**Component data from apps and pages**
· · · · ·

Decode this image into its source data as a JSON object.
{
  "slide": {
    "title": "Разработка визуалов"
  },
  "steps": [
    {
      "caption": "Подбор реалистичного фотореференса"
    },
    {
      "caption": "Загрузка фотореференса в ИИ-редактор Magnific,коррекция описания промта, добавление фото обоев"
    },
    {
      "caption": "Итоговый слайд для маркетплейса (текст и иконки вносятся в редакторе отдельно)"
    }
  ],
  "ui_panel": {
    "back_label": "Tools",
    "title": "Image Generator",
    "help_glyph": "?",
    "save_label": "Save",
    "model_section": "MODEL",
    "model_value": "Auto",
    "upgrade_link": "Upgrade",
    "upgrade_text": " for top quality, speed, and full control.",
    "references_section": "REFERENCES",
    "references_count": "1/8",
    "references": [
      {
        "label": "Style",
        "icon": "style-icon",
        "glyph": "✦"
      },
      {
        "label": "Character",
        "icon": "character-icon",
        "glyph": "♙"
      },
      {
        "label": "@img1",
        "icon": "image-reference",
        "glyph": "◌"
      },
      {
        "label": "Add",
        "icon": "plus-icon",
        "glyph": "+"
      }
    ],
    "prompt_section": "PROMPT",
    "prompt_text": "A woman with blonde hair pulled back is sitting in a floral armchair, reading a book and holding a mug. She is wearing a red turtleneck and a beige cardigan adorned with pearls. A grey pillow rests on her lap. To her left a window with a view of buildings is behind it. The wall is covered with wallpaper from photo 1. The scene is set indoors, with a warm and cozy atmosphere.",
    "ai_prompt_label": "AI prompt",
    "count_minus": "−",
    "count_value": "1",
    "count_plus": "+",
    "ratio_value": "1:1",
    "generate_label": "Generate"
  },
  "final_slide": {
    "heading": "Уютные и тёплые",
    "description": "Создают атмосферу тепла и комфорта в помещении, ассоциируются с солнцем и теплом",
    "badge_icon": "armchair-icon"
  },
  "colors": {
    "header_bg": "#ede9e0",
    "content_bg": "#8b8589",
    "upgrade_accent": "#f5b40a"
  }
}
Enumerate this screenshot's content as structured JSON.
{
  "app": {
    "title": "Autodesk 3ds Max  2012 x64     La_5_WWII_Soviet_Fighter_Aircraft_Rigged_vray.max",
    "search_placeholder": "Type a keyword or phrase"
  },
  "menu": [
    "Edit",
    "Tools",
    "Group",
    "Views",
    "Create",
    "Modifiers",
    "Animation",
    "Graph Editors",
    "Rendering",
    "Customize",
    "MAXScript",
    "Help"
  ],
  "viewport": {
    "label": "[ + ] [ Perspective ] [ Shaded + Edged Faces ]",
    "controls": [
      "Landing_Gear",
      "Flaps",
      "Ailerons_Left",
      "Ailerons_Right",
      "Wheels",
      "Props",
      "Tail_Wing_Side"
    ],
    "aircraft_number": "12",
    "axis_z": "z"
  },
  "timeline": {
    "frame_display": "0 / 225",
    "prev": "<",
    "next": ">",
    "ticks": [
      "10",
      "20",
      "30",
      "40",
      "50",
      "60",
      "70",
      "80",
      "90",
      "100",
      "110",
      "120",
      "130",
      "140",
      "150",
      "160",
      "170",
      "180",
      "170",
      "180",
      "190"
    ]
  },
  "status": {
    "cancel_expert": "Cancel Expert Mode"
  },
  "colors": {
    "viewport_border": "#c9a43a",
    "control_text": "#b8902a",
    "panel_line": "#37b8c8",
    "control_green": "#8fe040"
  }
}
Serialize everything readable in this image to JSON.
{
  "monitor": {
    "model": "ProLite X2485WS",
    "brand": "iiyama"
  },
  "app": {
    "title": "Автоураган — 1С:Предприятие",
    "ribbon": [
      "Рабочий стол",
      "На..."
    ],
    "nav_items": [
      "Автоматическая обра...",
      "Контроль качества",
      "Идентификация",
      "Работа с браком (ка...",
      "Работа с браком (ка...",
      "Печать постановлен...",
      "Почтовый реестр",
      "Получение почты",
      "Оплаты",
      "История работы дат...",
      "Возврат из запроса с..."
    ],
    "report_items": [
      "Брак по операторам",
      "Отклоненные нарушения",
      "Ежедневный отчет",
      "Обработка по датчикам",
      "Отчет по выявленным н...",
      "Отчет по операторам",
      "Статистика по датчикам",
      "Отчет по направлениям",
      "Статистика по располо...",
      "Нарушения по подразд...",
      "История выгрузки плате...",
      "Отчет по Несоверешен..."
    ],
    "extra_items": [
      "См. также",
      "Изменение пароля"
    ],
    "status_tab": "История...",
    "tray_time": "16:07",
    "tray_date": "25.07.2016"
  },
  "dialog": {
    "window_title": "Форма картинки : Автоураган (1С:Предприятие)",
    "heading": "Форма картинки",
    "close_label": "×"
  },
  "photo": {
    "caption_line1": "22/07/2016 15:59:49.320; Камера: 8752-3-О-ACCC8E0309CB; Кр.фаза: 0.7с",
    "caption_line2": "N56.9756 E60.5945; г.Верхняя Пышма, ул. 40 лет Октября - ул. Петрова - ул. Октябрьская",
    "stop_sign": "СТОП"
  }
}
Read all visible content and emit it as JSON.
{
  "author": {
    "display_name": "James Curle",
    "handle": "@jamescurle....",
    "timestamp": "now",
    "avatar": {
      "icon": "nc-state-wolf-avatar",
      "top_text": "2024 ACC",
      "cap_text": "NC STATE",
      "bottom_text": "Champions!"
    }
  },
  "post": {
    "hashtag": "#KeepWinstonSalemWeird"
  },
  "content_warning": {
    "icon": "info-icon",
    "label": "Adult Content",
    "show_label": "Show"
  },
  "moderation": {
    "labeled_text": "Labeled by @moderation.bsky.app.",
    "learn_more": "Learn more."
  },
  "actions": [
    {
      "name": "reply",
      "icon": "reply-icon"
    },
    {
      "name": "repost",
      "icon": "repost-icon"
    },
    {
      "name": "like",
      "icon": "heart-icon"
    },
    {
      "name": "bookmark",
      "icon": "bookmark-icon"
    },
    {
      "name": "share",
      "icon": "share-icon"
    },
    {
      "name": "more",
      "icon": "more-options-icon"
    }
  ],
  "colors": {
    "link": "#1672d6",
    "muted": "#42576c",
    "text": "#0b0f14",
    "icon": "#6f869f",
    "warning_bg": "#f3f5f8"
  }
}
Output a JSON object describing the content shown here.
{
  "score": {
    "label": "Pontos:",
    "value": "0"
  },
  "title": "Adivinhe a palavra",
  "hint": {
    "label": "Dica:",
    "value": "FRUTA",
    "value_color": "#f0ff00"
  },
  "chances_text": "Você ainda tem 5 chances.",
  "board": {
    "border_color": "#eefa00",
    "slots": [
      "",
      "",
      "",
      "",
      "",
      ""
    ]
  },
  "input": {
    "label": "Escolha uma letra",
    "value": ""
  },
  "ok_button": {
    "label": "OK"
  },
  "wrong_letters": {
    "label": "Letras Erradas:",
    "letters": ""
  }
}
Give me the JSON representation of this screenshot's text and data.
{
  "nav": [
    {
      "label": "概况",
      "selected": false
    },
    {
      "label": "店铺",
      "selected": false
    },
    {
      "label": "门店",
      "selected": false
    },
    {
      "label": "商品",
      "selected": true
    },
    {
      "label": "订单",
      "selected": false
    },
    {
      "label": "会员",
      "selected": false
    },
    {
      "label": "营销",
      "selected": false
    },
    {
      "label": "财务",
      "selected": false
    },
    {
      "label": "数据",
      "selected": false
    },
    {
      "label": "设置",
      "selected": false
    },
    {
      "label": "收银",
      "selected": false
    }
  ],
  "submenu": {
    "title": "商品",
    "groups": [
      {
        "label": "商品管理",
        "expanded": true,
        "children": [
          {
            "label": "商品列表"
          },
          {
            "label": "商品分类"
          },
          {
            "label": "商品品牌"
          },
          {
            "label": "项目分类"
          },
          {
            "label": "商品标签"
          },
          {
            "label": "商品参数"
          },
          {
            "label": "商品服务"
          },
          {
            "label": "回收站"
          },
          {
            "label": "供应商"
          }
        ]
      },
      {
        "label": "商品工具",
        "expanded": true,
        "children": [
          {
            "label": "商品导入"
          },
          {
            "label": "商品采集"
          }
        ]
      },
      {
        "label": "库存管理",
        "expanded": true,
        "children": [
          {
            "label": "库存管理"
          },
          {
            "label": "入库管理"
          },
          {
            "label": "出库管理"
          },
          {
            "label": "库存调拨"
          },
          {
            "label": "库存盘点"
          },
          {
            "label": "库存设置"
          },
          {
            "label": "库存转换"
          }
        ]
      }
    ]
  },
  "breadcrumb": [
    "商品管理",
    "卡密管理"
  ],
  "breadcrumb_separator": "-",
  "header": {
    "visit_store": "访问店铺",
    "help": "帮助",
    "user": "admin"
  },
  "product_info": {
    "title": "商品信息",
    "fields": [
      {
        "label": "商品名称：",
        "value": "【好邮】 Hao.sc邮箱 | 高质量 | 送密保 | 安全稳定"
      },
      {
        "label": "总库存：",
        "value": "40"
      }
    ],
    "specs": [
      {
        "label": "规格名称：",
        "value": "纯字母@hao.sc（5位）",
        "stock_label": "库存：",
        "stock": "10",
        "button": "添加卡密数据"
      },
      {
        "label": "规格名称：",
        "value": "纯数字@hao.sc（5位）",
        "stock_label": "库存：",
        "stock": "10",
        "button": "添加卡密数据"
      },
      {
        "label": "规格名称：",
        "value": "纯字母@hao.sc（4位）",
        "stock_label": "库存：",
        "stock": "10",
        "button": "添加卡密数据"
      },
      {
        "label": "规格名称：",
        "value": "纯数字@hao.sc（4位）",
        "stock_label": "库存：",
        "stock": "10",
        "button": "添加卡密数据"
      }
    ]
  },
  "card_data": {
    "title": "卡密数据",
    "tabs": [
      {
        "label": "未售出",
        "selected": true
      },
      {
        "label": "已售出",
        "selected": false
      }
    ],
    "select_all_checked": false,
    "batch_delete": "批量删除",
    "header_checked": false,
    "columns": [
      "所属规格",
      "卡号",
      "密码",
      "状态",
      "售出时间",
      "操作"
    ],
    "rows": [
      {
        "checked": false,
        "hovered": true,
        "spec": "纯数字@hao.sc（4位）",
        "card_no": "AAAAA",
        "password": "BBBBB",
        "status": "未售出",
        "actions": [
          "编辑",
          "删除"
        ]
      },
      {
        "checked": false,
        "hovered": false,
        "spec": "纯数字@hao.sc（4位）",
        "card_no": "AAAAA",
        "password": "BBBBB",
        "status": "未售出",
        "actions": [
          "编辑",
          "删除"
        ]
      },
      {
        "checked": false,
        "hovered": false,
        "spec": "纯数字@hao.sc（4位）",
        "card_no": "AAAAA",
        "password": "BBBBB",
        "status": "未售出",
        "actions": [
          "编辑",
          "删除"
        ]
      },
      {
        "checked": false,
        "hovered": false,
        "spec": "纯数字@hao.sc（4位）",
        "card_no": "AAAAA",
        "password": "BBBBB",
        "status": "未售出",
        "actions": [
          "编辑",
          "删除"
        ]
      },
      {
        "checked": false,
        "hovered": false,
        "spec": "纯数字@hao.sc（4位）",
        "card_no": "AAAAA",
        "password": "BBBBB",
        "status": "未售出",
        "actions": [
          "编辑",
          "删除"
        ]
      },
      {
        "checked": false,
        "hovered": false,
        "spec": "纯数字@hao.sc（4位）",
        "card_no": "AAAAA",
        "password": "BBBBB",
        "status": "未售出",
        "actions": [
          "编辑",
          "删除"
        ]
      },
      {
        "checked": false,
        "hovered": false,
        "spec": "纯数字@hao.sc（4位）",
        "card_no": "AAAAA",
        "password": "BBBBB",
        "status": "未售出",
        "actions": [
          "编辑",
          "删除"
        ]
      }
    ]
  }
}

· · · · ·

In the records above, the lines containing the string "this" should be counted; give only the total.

**EXERCISE SOLUTION**
4